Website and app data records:
***
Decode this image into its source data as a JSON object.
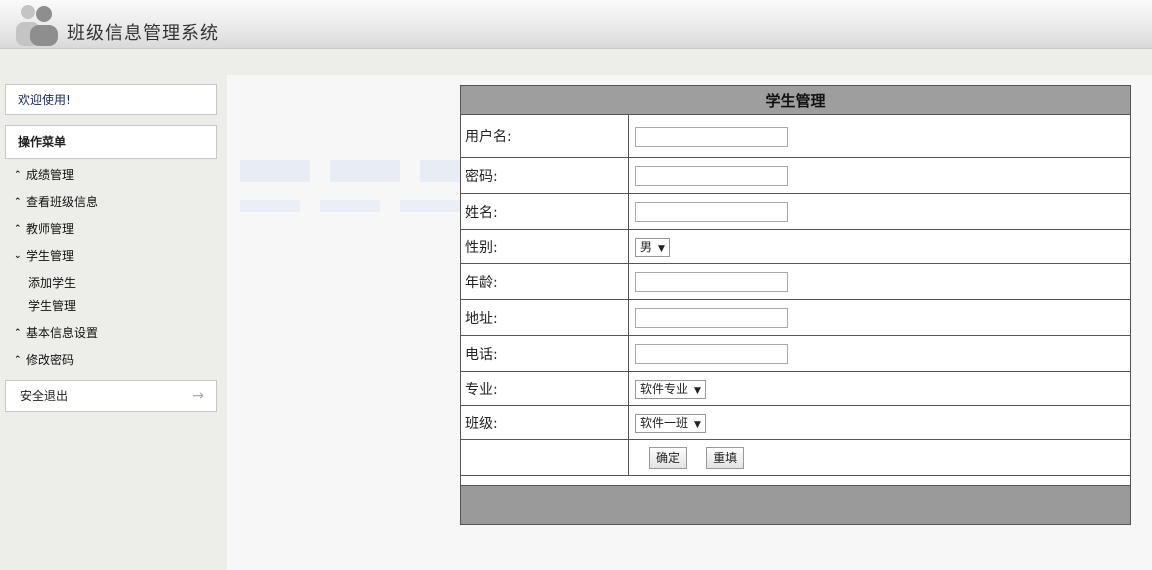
{
  "header": {
    "title": "班级信息管理系统"
  },
  "sidebar": {
    "welcome": "欢迎使用!",
    "menu_title": "操作菜单",
    "items": [
      {
        "label": "成绩管理",
        "chevron": "^"
      },
      {
        "label": "查看班级信息",
        "chevron": "^"
      },
      {
        "label": "教师管理",
        "chevron": "^"
      },
      {
        "label": "学生管理",
        "chevron": "v",
        "expanded": true,
        "children": [
          {
            "label": "添加学生"
          },
          {
            "label": "学生管理"
          }
        ]
      },
      {
        "label": "基本信息设置",
        "chevron": "^"
      },
      {
        "label": "修改密码",
        "chevron": "^"
      }
    ],
    "logout": "安全退出"
  },
  "form": {
    "title": "学生管理",
    "fields": {
      "username": {
        "label": "用户名:",
        "value": ""
      },
      "password": {
        "label": "密码:",
        "value": ""
      },
      "name": {
        "label": "姓名:",
        "value": ""
      },
      "gender": {
        "label": "性别:",
        "value": "男"
      },
      "age": {
        "label": "年龄:",
        "value": ""
      },
      "address": {
        "label": "地址:",
        "value": ""
      },
      "phone": {
        "label": "电话:",
        "value": ""
      },
      "major": {
        "label": "专业:",
        "value": "软件专业"
      },
      "class": {
        "label": "班级:",
        "value": "软件一班"
      }
    },
    "confirm_label": "确定",
    "reset_label": "重填"
  },
  "icons": {
    "logo": "users-icon",
    "logout": "arrow-right-icon"
  }
}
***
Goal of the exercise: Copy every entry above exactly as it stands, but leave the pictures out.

Output of the task:
Decode this image into its source data as a JSON object.
{
  "header": {
    "title": "班级信息管理系统"
  },
  "sidebar": {
    "welcome": "欢迎使用!",
    "menu_title": "操作菜单",
    "items": [
      {
        "label": "成绩管理",
        "chevron": "^"
      },
      {
        "label": "查看班级信息",
        "chevron": "^"
      },
      {
        "label": "教师管理",
        "chevron": "^"
      },
      {
        "label": "学生管理",
        "chevron": "v",
        "expanded": true,
        "children": [
          {
            "label": "添加学生"
          },
          {
            "label": "学生管理"
          }
        ]
      },
      {
        "label": "基本信息设置",
        "chevron": "^"
      },
      {
        "label": "修改密码",
        "chevron": "^"
      }
    ],
    "logout": "安全退出"
  },
  "form": {
    "title": "学生管理",
    "fields": {
      "username": {
        "label": "用户名:",
        "value": ""
      },
      "password": {
        "label": "密码:",
        "value": ""
      },
      "name": {
        "label": "姓名:",
        "value": ""
      },
      "gender": {
        "label": "性别:",
        "value": "男"
      },
      "age": {
        "label": "年龄:",
        "value": ""
      },
      "address": {
        "label": "地址:",
        "value": ""
      },
      "phone": {
        "label": "电话:",
        "value": ""
      },
      "major": {
        "label": "专业:",
        "value": "软件专业"
      },
      "class": {
        "label": "班级:",
        "value": "软件一班"
      }
    },
    "confirm_label": "确定",
    "reset_label": "重填"
  },
  "icons": {
    "logo": "users-icon",
    "logout": "arrow-right-icon"
  }
}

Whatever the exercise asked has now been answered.